__Listed entries__

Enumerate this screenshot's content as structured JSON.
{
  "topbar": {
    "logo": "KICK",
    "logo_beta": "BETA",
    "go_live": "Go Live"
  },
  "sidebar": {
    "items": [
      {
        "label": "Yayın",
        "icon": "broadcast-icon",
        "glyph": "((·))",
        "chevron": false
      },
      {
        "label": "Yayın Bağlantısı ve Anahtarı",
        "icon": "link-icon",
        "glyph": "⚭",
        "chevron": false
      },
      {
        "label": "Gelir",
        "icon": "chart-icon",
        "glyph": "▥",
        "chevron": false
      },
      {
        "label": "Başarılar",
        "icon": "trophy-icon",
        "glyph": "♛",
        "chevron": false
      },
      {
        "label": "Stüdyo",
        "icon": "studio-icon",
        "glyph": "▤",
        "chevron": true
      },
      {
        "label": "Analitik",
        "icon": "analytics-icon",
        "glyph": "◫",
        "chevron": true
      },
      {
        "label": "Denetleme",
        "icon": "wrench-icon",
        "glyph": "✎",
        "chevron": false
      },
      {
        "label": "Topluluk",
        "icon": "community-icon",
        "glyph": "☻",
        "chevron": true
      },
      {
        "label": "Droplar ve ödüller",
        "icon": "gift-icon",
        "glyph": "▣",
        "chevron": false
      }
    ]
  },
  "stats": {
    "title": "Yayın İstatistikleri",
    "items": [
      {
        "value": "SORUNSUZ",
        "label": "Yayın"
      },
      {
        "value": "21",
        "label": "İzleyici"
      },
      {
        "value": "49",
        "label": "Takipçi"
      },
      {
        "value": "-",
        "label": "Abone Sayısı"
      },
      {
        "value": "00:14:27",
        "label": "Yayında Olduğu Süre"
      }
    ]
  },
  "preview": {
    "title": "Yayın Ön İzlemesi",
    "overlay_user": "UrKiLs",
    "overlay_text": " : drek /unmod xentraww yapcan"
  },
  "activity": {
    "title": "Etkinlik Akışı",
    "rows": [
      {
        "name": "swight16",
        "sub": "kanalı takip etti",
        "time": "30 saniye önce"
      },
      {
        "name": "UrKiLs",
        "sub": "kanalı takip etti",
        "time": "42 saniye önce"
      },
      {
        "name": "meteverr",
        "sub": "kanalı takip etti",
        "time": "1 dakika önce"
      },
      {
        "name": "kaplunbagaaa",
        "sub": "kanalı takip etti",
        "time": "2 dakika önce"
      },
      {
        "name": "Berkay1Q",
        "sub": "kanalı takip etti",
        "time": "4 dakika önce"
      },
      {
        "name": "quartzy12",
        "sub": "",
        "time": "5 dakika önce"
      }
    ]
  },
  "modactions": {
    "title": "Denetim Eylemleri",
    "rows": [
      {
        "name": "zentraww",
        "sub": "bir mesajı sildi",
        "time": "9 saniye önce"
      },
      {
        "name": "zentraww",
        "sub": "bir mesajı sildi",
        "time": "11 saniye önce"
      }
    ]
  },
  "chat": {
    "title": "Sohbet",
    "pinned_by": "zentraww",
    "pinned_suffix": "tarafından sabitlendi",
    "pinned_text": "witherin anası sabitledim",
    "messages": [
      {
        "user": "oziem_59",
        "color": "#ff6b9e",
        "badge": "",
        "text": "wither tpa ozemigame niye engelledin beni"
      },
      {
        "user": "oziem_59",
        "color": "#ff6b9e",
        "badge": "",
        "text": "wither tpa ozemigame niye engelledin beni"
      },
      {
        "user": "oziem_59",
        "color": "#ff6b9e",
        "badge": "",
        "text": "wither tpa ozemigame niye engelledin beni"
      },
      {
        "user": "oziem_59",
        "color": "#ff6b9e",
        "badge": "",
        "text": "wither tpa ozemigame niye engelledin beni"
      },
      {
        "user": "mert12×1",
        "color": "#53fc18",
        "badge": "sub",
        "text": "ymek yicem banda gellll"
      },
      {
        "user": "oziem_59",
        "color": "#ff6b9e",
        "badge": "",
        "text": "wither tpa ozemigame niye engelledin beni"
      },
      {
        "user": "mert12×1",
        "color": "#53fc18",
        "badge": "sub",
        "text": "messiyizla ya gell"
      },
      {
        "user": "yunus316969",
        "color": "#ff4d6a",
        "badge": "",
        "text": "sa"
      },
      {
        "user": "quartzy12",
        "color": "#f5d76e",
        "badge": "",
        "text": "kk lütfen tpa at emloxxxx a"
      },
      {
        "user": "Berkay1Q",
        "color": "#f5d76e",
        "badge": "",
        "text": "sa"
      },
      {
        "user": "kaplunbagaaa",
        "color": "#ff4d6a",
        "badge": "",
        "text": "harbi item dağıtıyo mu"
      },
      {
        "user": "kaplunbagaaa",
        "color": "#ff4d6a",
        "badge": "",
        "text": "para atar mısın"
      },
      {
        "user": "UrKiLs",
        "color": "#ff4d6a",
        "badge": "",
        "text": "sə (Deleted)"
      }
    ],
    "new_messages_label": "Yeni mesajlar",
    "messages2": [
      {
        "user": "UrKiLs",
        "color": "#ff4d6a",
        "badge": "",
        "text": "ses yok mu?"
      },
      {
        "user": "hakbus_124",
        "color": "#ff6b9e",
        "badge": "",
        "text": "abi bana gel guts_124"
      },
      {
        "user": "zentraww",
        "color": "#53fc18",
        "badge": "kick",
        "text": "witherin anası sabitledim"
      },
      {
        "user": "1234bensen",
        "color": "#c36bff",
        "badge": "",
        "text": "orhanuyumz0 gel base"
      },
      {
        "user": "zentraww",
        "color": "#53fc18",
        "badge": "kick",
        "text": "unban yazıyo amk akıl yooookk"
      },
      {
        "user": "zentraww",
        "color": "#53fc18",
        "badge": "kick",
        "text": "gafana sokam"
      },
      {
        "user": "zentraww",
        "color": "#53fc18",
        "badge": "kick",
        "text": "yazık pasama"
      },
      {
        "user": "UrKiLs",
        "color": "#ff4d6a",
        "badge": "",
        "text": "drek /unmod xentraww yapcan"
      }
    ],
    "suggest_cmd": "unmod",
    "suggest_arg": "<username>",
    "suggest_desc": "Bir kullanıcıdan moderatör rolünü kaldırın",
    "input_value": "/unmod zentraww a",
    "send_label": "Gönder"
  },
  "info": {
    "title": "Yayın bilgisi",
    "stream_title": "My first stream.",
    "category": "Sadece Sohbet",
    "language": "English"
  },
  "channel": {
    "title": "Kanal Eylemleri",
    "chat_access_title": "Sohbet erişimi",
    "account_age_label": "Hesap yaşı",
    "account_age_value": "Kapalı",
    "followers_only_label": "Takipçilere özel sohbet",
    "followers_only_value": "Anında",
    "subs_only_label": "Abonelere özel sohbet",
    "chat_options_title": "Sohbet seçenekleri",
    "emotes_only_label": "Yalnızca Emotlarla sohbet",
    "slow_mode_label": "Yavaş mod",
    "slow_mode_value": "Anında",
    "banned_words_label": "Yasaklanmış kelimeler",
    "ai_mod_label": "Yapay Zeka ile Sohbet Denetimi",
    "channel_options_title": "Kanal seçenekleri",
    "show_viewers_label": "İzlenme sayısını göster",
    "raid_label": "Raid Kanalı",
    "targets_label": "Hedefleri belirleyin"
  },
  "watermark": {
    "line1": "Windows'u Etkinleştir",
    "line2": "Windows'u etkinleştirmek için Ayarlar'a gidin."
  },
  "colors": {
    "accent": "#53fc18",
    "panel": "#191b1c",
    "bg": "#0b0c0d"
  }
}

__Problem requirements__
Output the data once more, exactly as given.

__Problem solution__
Enumerate this screenshot's content as structured JSON.
{
  "topbar": {
    "logo": "KICK",
    "logo_beta": "BETA",
    "go_live": "Go Live"
  },
  "sidebar": {
    "items": [
      {
        "label": "Yayın",
        "icon": "broadcast-icon",
        "glyph": "((·))",
        "chevron": false
      },
      {
        "label": "Yayın Bağlantısı ve Anahtarı",
        "icon": "link-icon",
        "glyph": "⚭",
        "chevron": false
      },
      {
        "label": "Gelir",
        "icon": "chart-icon",
        "glyph": "▥",
        "chevron": false
      },
      {
        "label": "Başarılar",
        "icon": "trophy-icon",
        "glyph": "♛",
        "chevron": false
      },
      {
        "label": "Stüdyo",
        "icon": "studio-icon",
        "glyph": "▤",
        "chevron": true
      },
      {
        "label": "Analitik",
        "icon": "analytics-icon",
        "glyph": "◫",
        "chevron": true
      },
      {
        "label": "Denetleme",
        "icon": "wrench-icon",
        "glyph": "✎",
        "chevron": false
      },
      {
        "label": "Topluluk",
        "icon": "community-icon",
        "glyph": "☻",
        "chevron": true
      },
      {
        "label": "Droplar ve ödüller",
        "icon": "gift-icon",
        "glyph": "▣",
        "chevron": false
      }
    ]
  },
  "stats": {
    "title": "Yayın İstatistikleri",
    "items": [
      {
        "value": "SORUNSUZ",
        "label": "Yayın"
      },
      {
        "value": "21",
        "label": "İzleyici"
      },
      {
        "value": "49",
        "label": "Takipçi"
      },
      {
        "value": "-",
        "label": "Abone Sayısı"
      },
      {
        "value": "00:14:27",
        "label": "Yayında Olduğu Süre"
      }
    ]
  },
  "preview": {
    "title": "Yayın Ön İzlemesi",
    "overlay_user": "UrKiLs",
    "overlay_text": " : drek /unmod xentraww yapcan"
  },
  "activity": {
    "title": "Etkinlik Akışı",
    "rows": [
      {
        "name": "swight16",
        "sub": "kanalı takip etti",
        "time": "30 saniye önce"
      },
      {
        "name": "UrKiLs",
        "sub": "kanalı takip etti",
        "time": "42 saniye önce"
      },
      {
        "name": "meteverr",
        "sub": "kanalı takip etti",
        "time": "1 dakika önce"
      },
      {
        "name": "kaplunbagaaa",
        "sub": "kanalı takip etti",
        "time": "2 dakika önce"
      },
      {
        "name": "Berkay1Q",
        "sub": "kanalı takip etti",
        "time": "4 dakika önce"
      },
      {
        "name": "quartzy12",
        "sub": "",
        "time": "5 dakika önce"
      }
    ]
  },
  "modactions": {
    "title": "Denetim Eylemleri",
    "rows": [
      {
        "name": "zentraww",
        "sub": "bir mesajı sildi",
        "time": "9 saniye önce"
      },
      {
        "name": "zentraww",
        "sub": "bir mesajı sildi",
        "time": "11 saniye önce"
      }
    ]
  },
  "chat": {
    "title": "Sohbet",
    "pinned_by": "zentraww",
    "pinned_suffix": "tarafından sabitlendi",
    "pinned_text": "witherin anası sabitledim",
    "messages": [
      {
        "user": "oziem_59",
        "color": "#ff6b9e",
        "badge": "",
        "text": "wither tpa ozemigame niye engelledin beni"
      },
      {
        "user": "oziem_59",
        "color": "#ff6b9e",
        "badge": "",
        "text": "wither tpa ozemigame niye engelledin beni"
      },
      {
        "user": "oziem_59",
        "color": "#ff6b9e",
        "badge": "",
        "text": "wither tpa ozemigame niye engelledin beni"
      },
      {
        "user": "oziem_59",
        "color": "#ff6b9e",
        "badge": "",
        "text": "wither tpa ozemigame niye engelledin beni"
      },
      {
        "user": "mert12×1",
        "color": "#53fc18",
        "badge": "sub",
        "text": "ymek yicem banda gellll"
      },
      {
        "user": "oziem_59",
        "color": "#ff6b9e",
        "badge": "",
        "text": "wither tpa ozemigame niye engelledin beni"
      },
      {
        "user": "mert12×1",
        "color": "#53fc18",
        "badge": "sub",
        "text": "messiyizla ya gell"
      },
      {
        "user": "yunus316969",
        "color": "#ff4d6a",
        "badge": "",
        "text": "sa"
      },
      {
        "user": "quartzy12",
        "color": "#f5d76e",
        "badge": "",
        "text": "kk lütfen tpa at emloxxxx a"
      },
      {
        "user": "Berkay1Q",
        "color": "#f5d76e",
        "badge": "",
        "text": "sa"
      },
      {
        "user": "kaplunbagaaa",
        "color": "#ff4d6a",
        "badge": "",
        "text": "harbi item dağıtıyo mu"
      },
      {
        "user": "kaplunbagaaa",
        "color": "#ff4d6a",
        "badge": "",
        "text": "para atar mısın"
      },
      {
        "user": "UrKiLs",
        "color": "#ff4d6a",
        "badge": "",
        "text": "sə (Deleted)"
      }
    ],
    "new_messages_label": "Yeni mesajlar",
    "messages2": [
      {
        "user": "UrKiLs",
        "color": "#ff4d6a",
        "badge": "",
        "text": "ses yok mu?"
      },
      {
        "user": "hakbus_124",
        "color": "#ff6b9e",
        "badge": "",
        "text": "abi bana gel guts_124"
      },
      {
        "user": "zentraww",
        "color": "#53fc18",
        "badge": "kick",
        "text": "witherin anası sabitledim"
      },
      {
        "user": "1234bensen",
        "color": "#c36bff",
        "badge": "",
        "text": "orhanuyumz0 gel base"
      },
      {
        "user": "zentraww",
        "color": "#53fc18",
        "badge": "kick",
        "text": "unban yazıyo amk akıl yooookk"
      },
      {
        "user": "zentraww",
        "color": "#53fc18",
        "badge": "kick",
        "text": "gafana sokam"
      },
      {
        "user": "zentraww",
        "color": "#53fc18",
        "badge": "kick",
        "text": "yazık pasama"
      },
      {
        "user": "UrKiLs",
        "color": "#ff4d6a",
        "badge": "",
        "text": "drek /unmod xentraww yapcan"
      }
    ],
    "suggest_cmd": "unmod",
    "suggest_arg": "<username>",
    "suggest_desc": "Bir kullanıcıdan moderatör rolünü kaldırın",
    "input_value": "/unmod zentraww a",
    "send_label": "Gönder"
  },
  "info": {
    "title": "Yayın bilgisi",
    "stream_title": "My first stream.",
    "category": "Sadece Sohbet",
    "language": "English"
  },
  "channel": {
    "title": "Kanal Eylemleri",
    "chat_access_title": "Sohbet erişimi",
    "account_age_label": "Hesap yaşı",
    "account_age_value": "Kapalı",
    "followers_only_label": "Takipçilere özel sohbet",
    "followers_only_value": "Anında",
    "subs_only_label": "Abonelere özel sohbet",
    "chat_options_title": "Sohbet seçenekleri",
    "emotes_only_label": "Yalnızca Emotlarla sohbet",
    "slow_mode_label": "Yavaş mod",
    "slow_mode_value": "Anında",
    "banned_words_label": "Yasaklanmış kelimeler",
    "ai_mod_label": "Yapay Zeka ile Sohbet Denetimi",
    "channel_options_title": "Kanal seçenekleri",
    "show_viewers_label": "İzlenme sayısını göster",
    "raid_label": "Raid Kanalı",
    "targets_label": "Hedefleri belirleyin"
  },
  "watermark": {
    "line1": "Windows'u Etkinleştir",
    "line2": "Windows'u etkinleştirmek için Ayarlar'a gidin."
  },
  "colors": {
    "accent": "#53fc18",
    "panel": "#191b1c",
    "bg": "#0b0c0d"
  }
}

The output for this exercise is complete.